John Negroponte, our first director of national
his first threat assessment [.pdf] to the Senate Select Committee on Intelligence
"Let me begin with a straightforward statement of preoccupation shared
by all of us sitting here before you: terrorism is the preeminent threat to
our citizens, homeland, interests, and friends.
"The War on Terror is our first priority and driving concern as we
press ahead with a major transformation of the intelligence community we represent."
Interesting, because for weeks now, senators from across the political spectrum
have been gravely warning all of us that the resumption by Iran of certain safeguarded
activities constitutes the gravest threat to our national security to develop
since the end of the Cold War.
Do the solons know something about Iran that Negroponte and his underlings
Perhaps, because what Negroponte fed the committee about Iran was largely misinformation.
In particular, he told them that "Iran conducted a clandestine uranium
enrichment program for nearly two decades in violation of its IAEA safeguards
Now if any of those intelligence weenies sitting behind Negroponte had bothered

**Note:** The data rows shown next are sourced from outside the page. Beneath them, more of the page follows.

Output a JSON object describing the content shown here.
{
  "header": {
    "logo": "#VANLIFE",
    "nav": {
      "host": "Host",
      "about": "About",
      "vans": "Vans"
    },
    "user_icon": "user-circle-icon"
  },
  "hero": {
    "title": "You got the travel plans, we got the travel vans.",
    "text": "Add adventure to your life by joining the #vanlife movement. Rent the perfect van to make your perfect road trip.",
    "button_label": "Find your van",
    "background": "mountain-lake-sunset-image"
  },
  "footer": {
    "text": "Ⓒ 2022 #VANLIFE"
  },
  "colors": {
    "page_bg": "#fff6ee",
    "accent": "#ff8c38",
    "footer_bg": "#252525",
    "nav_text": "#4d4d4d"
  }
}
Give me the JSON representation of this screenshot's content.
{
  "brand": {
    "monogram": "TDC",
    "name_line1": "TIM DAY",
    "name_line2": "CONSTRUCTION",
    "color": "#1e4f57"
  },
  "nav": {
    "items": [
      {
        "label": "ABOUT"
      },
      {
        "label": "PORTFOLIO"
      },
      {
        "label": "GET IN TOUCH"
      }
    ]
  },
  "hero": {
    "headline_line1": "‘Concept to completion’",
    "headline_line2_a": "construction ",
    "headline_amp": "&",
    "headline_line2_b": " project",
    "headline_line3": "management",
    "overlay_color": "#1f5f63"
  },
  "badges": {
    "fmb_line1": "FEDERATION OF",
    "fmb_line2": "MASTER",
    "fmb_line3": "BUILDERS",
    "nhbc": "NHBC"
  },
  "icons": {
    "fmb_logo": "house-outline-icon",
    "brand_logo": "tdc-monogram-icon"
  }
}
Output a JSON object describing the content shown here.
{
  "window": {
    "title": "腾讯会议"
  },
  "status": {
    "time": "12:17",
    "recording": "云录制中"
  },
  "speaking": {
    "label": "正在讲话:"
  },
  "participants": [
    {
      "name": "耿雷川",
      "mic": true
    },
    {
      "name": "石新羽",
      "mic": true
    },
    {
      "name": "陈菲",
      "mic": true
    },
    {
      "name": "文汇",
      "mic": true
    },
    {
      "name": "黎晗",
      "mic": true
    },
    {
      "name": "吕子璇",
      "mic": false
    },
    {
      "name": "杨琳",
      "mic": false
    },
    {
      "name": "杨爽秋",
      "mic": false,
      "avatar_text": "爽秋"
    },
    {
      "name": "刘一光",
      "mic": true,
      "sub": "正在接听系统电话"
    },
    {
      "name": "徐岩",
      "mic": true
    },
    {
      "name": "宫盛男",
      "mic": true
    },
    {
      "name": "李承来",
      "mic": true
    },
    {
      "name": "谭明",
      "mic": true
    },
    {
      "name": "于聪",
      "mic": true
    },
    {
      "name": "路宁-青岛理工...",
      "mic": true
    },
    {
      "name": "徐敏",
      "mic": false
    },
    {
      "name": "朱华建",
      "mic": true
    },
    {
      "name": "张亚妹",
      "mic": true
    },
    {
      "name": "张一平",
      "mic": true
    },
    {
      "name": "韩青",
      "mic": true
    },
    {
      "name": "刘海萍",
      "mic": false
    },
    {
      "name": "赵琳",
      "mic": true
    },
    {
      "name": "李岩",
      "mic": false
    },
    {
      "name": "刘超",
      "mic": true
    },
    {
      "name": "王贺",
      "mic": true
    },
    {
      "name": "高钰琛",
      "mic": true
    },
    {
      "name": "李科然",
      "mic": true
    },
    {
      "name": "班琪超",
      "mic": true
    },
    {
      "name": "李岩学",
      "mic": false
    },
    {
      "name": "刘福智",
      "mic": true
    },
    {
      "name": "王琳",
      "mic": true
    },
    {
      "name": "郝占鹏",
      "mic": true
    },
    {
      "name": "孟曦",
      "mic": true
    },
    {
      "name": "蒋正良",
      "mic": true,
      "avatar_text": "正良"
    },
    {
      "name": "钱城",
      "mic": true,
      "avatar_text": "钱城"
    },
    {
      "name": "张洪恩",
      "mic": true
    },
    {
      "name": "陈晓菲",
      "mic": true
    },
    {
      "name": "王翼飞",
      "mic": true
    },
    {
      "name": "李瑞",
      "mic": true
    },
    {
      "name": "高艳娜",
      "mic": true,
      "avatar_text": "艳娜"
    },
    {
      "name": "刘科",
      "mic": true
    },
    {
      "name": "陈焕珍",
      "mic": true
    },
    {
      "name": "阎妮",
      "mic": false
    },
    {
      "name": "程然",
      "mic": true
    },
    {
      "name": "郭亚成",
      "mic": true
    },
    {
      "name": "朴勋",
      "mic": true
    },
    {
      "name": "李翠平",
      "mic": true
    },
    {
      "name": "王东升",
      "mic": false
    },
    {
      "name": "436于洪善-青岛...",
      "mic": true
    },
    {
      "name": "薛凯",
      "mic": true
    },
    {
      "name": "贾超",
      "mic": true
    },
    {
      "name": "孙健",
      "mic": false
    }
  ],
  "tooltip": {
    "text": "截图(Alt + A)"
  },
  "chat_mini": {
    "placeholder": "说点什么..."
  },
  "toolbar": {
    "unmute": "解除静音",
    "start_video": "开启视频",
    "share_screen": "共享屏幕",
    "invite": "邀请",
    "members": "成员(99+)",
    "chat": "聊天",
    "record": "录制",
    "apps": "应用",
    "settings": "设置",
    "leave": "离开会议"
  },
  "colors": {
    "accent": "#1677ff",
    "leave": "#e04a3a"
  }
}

to check with the International Atomic Energy Agency (IAEA), they would have
obtained the intelligence that Iran has not yet begun initial operations of
its planned uranium enrichment program, which will – in any case – be fully
safeguarded. Nor has Iran ever been reported to the UN Security Council to be
in violation of its IAEA Safeguards Agreement.
True, as a result of Iran's voluntary cooperation under an Additional Protocol
to Iran's Safeguards Agreement – which the Iranian parliament has yet
to ratify – the IAEA learned almost three years ago that Iran had previously
imported small quantities of "source and special nuclear materials"
and had engaged in laboratory-scale activities involving those materials that
ought to have been reported to the IAEA, but were not.
The IAEA recently learned about similar activities by South Korea.
But the bottom line is that both Iran and South Korea have reported
those activities, now. And as best as the IAEA can tell, both Iran and South
Korea are presently in complete compliance with their existing Safeguards Agreements.
And if the IAEA director general doesn't know who is – and who isn't – in compliance
with its Safeguards Agreement, who does? Certainly not Negroponte.
Nevertheless, Negroponte goes on to state that "despite its claims to
the contrary, we assess that Iran seeks nuclear weapons."
Now, everyone is entitled to an opinion about what the mullahs seek. But Negroponte
is telling senators what his underlings have concluded as a result of intensive
analysis of intelligence obtained through an expenditure of about a zillion
dollars of your hard-earned money.
"We judge that Tehran probably does not yet have a nuclear weapon and
probably has not yet produced or acquired the necessary fissile material."
Of course, Negroponte's underlings may be wrong about the mullahs not already
having a nuclear weapon or two. (Obtained, for example, from Pakistan?)
If so, it was their job – not the IAEA's job – to have prevented that from
But it is the IAEA's job to determine whether or not Iran has produced
or otherwise acquired any quantity of fissile material, and after almost three
years of go-anywhere, see-anything inspections, IAEA Director General Mohamed
ElBaradei continues to report that he can find no materials or activities that
ought to be subject to IAEA safeguards that are not.
So it is not Iran's safeguarded nuclear programs that could conceivably pose
a grave threat to you soccer moms; it is a nuke or two Iran may conceivably
have gotten from our non-NATO ally, Pakistan, that pose a threat.
Negroponte apparently doesn't think Pakistan has yet given Iran any of its
"Nevertheless, the danger that it will acquire a nuclear weapon and
the ability to integrate it with the ballistic missiles Iran already possesses
is a reason for immediate concern."
Immediate concern? Does Negroponte worry about Pakistan and its stockpile of
"The nation is a front-line partner in the war on terror, having captured
several al-Qaeda leaders, but also remains a major source of extremism that
poses a threat to Musharraf, to the US, and to neighboring India and Afghanistan.
"Pakistan's national elections scheduled for 2007 will be a key benchmark
to determine whether the country is continuing to make progress in its democratic
Well, if Pakistan's elections turn out like those in Iran, Iraq, Egypt, and
Palestine, there will no longer be a disagreement as to what constitutes the